Acids and Bases
An Arrhenius acid is a substance that dissociates to give H3O+ (hydronium ion). An Arrhenius base is a substance that dissociates to give BOH (hydroxide ion). A Bronsted-Lowry acid is a substance that can donate a H+. A Bronsted-Lowry base is a substance that can accept a H+. A conjugate acid is the acid that results from the Bronsted-Lowry base gaining a H+. A conjugate base is the base that results from the Bronsted-Lowry acid losing a H+. An amphoteric compound is a compound that reacts as an acid or a base. A Lewis acid is a substance that can accept electron pairs to form new bonds. A Lewis base is a substance that can donate electron pairs to form new bonds.
Electron Pushing Locate the electrons on the more electronegative atoms. Identify the most electronegative atom and the least electronegative atom in a bond. A mechanism is a step-by-step explanation of what happens in a chemical reaction. The flow of electrons in a mechanism is from the most electronegative atom to the least electronegative atom. The nucleophile donates the electrons in a mechanism. The electrophile accepts the electrons in a mechanism. Resonance structures are two or more equivalent structures for the same arrangements of atoms, the only difference is the location of the electrons. Delocalization are electrons that are distributed among more than two atoms that are bonded together.
Rapid Study Kit for "Title":
Core Concept Tutorial
Problem Solving Drill
Review Cheat Sheet
"Title" Tutorial Summary :
The background information for organic chemistry includes the chemistry of carbon and the language of organic chemistry. The structure of the functional groups are described. The functional groups are alkane, alkene, alkyne, aromatic, alkyl halide, alcohol, ether, thiol, sulfide, aldehyde, ketone, acid halide, carboxylic acid, ester, anhydride, amine, amide, and nitrile. The three types of acids and bases are Arrhenius, Bronsted-Lowry, and Lewis. In organic chemistry, it is important to know about electrons, mechanisms, resonance, and delocalization. To learn organic chemistry, a student must learn the terminology, functional groups, nomenclature, electrons, and mechanisms. Repetition of the concepts is important.
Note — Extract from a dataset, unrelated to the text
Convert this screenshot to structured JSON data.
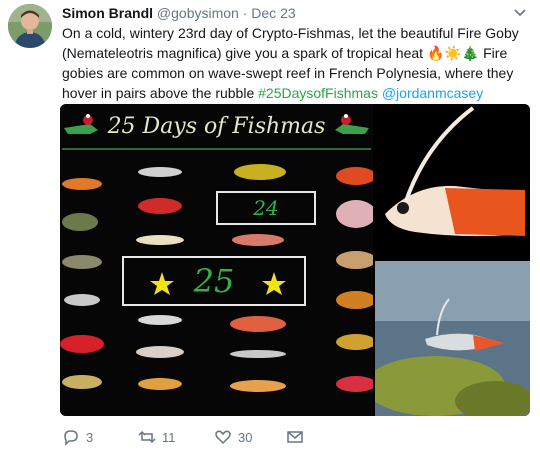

Ask for help when needed.
This tutorial provides the comprehensive coverage of the chapter with easy introduction and simple illustration. It features:
Concept map showing interconnections of new concepts in this tutorial and those previously introduced.
Definition slides introduce terms as they are needed.
Compare and contrast of structures and terminology.
Visual representation of concepts.
Use of colors to emphasis points.
Functional groups are illustrated through drawings.
Compare and contrast of acids and bases.
Examples worked out step-by-step throughout the tutorial.
A concise summary is given at the conclusion of the tutorial.